• _WORK ITEM_: What is needed is an exact copy of the records below, minus any pictures.

━━━ STUDY MATERIAL ━━━

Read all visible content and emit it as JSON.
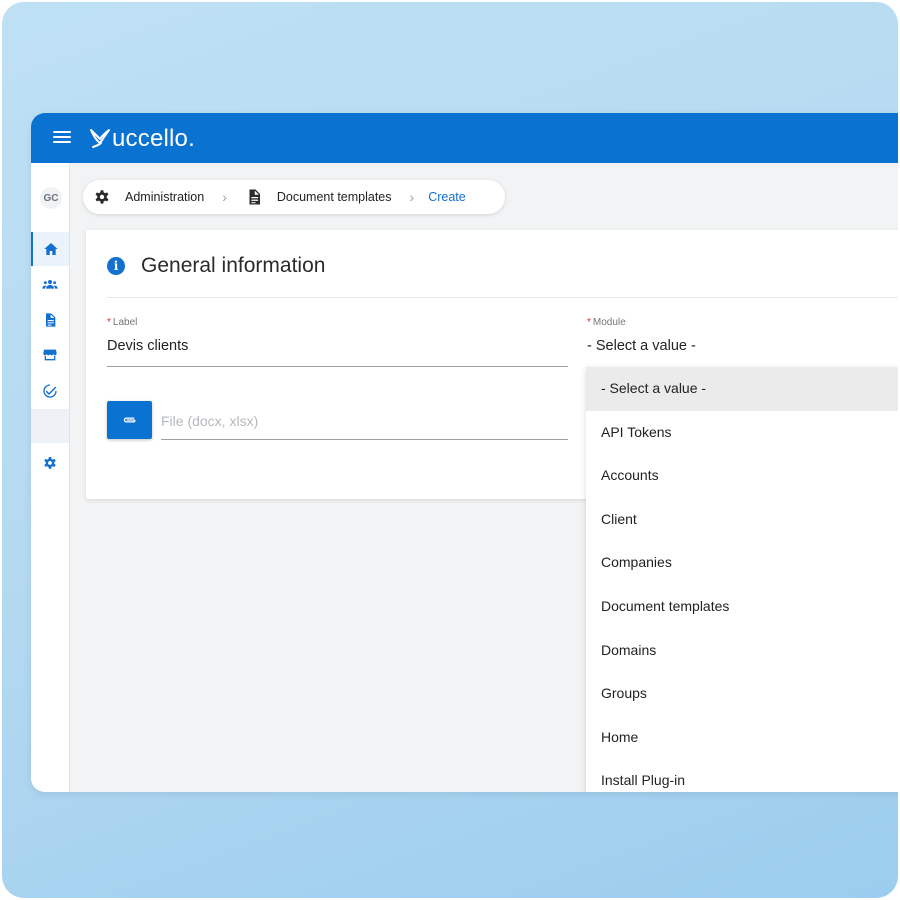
{
  "app": {
    "logo_text": "uccello.",
    "menu_icon": "hamburger-icon"
  },
  "sidebar": {
    "avatar": "GC",
    "items": [
      {
        "name": "home",
        "icon": "home-icon"
      },
      {
        "name": "users",
        "icon": "users-group-icon"
      },
      {
        "name": "documents",
        "icon": "document-icon"
      },
      {
        "name": "store",
        "icon": "store-icon"
      },
      {
        "name": "tasks",
        "icon": "check-circle-icon"
      },
      {
        "name": "settings",
        "icon": "gear-icon"
      }
    ]
  },
  "breadcrumb": {
    "items": [
      {
        "label": "Administration",
        "icon": "gear-icon"
      },
      {
        "label": "Document templates",
        "icon": "document-icon"
      },
      {
        "label": "Create"
      }
    ]
  },
  "form": {
    "title": "General information",
    "label_field": {
      "label": "Label",
      "value": "Devis clients"
    },
    "module_field": {
      "label": "Module",
      "value": "- Select a value -"
    },
    "file_field": {
      "placeholder": "File (docx, xlsx)",
      "icon": "paperclip-icon"
    }
  },
  "module_dropdown": {
    "options": [
      "- Select a value -",
      "API Tokens",
      "Accounts",
      "Client",
      "Companies",
      "Document templates",
      "Domains",
      "Groups",
      "Home",
      "Install Plug-in"
    ],
    "selected_index": 0
  },
  "colors": {
    "primary": "#0a72d1",
    "required": "#e0282e"
  }
}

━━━

• _WRITTEN RESPONSE_:
Read all visible content and emit it as JSON.
{
  "app": {
    "logo_text": "uccello.",
    "menu_icon": "hamburger-icon"
  },
  "sidebar": {
    "avatar": "GC",
    "items": [
      {
        "name": "home",
        "icon": "home-icon"
      },
      {
        "name": "users",
        "icon": "users-group-icon"
      },
      {
        "name": "documents",
        "icon": "document-icon"
      },
      {
        "name": "store",
        "icon": "store-icon"
      },
      {
        "name": "tasks",
        "icon": "check-circle-icon"
      },
      {
        "name": "settings",
        "icon": "gear-icon"
      }
    ]
  },
  "breadcrumb": {
    "items": [
      {
        "label": "Administration",
        "icon": "gear-icon"
      },
      {
        "label": "Document templates",
        "icon": "document-icon"
      },
      {
        "label": "Create"
      }
    ]
  },
  "form": {
    "title": "General information",
    "label_field": {
      "label": "Label",
      "value": "Devis clients"
    },
    "module_field": {
      "label": "Module",
      "value": "- Select a value -"
    },
    "file_field": {
      "placeholder": "File (docx, xlsx)",
      "icon": "paperclip-icon"
    }
  },
  "module_dropdown": {
    "options": [
      "- Select a value -",
      "API Tokens",
      "Accounts",
      "Client",
      "Companies",
      "Document templates",
      "Domains",
      "Groups",
      "Home",
      "Install Plug-in"
    ],
    "selected_index": 0
  },
  "colors": {
    "primary": "#0a72d1",
    "required": "#e0282e"
  }
}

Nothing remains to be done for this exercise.